Numerical schemes calculate the values for different terms like derivatives, e.g. gradient and interpolations of values from cell centers to nodes. A wide range of numerical schemes are available that provide flexibility and freedom.

## Time Differentiation

The time differentiation schemes calculate the rate of change of the variables over time. When selecting a time scheme it must be noted that a problem designed for transient analysis will not necessarily run with steady-state and visa-versa.

The table below shows all the possible types. Some may or may not be available depending upon analysis type.

The first order bounded, ‘Euler’ is the most robust while the second-order ones are more accurate. Backward is a second-order time-differentiation scheme that gives higher accuracy but may reduce stability.

## Interpolation Scheme

The interpolation schemes define the terms that are interpolated values from cell centers to face centers. These are primarily used in the calculation of velocity to the face centers for the calculation of flux. There are numerous interpolation schemes but the default scheme in all the cases is the ‘Linear interpolation’ i.e a 2nd order interpolation scheme.

The grad Schemes interpolate the values for the gradient terms in the differential equations. The discretization scheme available are listed as follows:

‘Gauss’ represents the standard finite volume discretization using the Gaussian integration that requires the interpolation from cell centers to face centers.
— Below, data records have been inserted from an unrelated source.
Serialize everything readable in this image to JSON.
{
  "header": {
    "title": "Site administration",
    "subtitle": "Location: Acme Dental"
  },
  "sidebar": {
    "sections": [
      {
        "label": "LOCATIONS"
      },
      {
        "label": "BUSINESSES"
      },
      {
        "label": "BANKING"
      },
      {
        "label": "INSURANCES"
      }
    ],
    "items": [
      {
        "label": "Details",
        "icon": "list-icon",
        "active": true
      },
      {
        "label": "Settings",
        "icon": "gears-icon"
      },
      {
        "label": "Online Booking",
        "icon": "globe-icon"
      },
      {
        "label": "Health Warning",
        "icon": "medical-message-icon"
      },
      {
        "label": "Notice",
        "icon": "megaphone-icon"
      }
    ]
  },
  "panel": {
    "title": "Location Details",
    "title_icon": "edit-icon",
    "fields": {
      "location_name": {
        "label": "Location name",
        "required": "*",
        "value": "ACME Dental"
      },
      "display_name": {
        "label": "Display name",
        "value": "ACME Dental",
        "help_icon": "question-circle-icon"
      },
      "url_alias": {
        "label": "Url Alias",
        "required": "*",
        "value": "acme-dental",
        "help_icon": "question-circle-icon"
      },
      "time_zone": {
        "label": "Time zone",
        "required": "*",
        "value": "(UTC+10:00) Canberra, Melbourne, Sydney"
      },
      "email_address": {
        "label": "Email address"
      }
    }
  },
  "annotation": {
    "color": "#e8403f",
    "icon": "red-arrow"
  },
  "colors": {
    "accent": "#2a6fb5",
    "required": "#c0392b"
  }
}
The recommended types are the second-order accurate ‘Gauss Linear’ or ‘Least squares’ schemes.

For better stability and robustness, the ‘cellLimited’ versions of both can be used. The ‘Limiter coefficient’ of 1.0 means full boundedness/limiting of values while 0 means no limiting.

## Divergence

The divergence schemes are used to calculate the convection term in the fluid dynamics differential equations $$∇ ∙(ρUU)$$ :

• Gauss upwind: first-order bounded, generally robust but compromises accuracy
• Gauss linear: second-order, unbounded. Accurate but not robust
• Gauss linear upwind: second-order, upwind-biased, unbounded, that requires discretization of the velocity gradient to be specified.
• Gauss limited linear: a linear scheme that limits towards upwind in regions of rapidly changing gradient; requires a coefficient, where 1 is the strongest limiting, and shifting towards linear as the coefficient tends to 0.
• Gauss linear upwind v $$∇u$$: second-order, upwind, bounded, is a good choice for stable second-order linear scheme.

A surface normal gradient is calculated at a cell face and is defined as the component normal to the face, of the gradient of values at the centers of the 2 cells.

For maintaining accuracy, an explicit non-orthogonal correction can be added to the orthogonal component, known as the corrected scheme. The correction increases in size as the non-orthogonality increases.
Beyond 70°, the explicit correction can be so large that it can cause a solution to become unstable. The solution can be then stabilized by applying the limited scheme which requires a coefficient $$ψ$$, 0 ≤ $$ψ$$ ≤  1, where:

• $$ψ$$ = 0 : corresponds to uncorrected,
• $$ψ$$ = 0.333 : non-orthogonal correction ≤ 0.5 $$\times$$ orthogonal part,
• $$ψ$$ = 0.5 : non-orthogonal correction ≤ orthogonal part,
• $$ψ$$ = 1 : corresponds to corrected.

Usually, $$ψ$$ is chosen to be 0.33 or 0.5, where:

• 0.33 offers greater stability,
• 0.5 greater accuracy.

## Laplacian

The typical Laplacian term is $$∇ ∙(ν∇U)$$, which is the diffusion term in the momentum equations, that is calculated by the laplacianSchemes. Only the Gauss scheme is available for discretization and further requires a selection of both an interpolation scheme for the diffusion coefficient and a surface normal gradient scheme: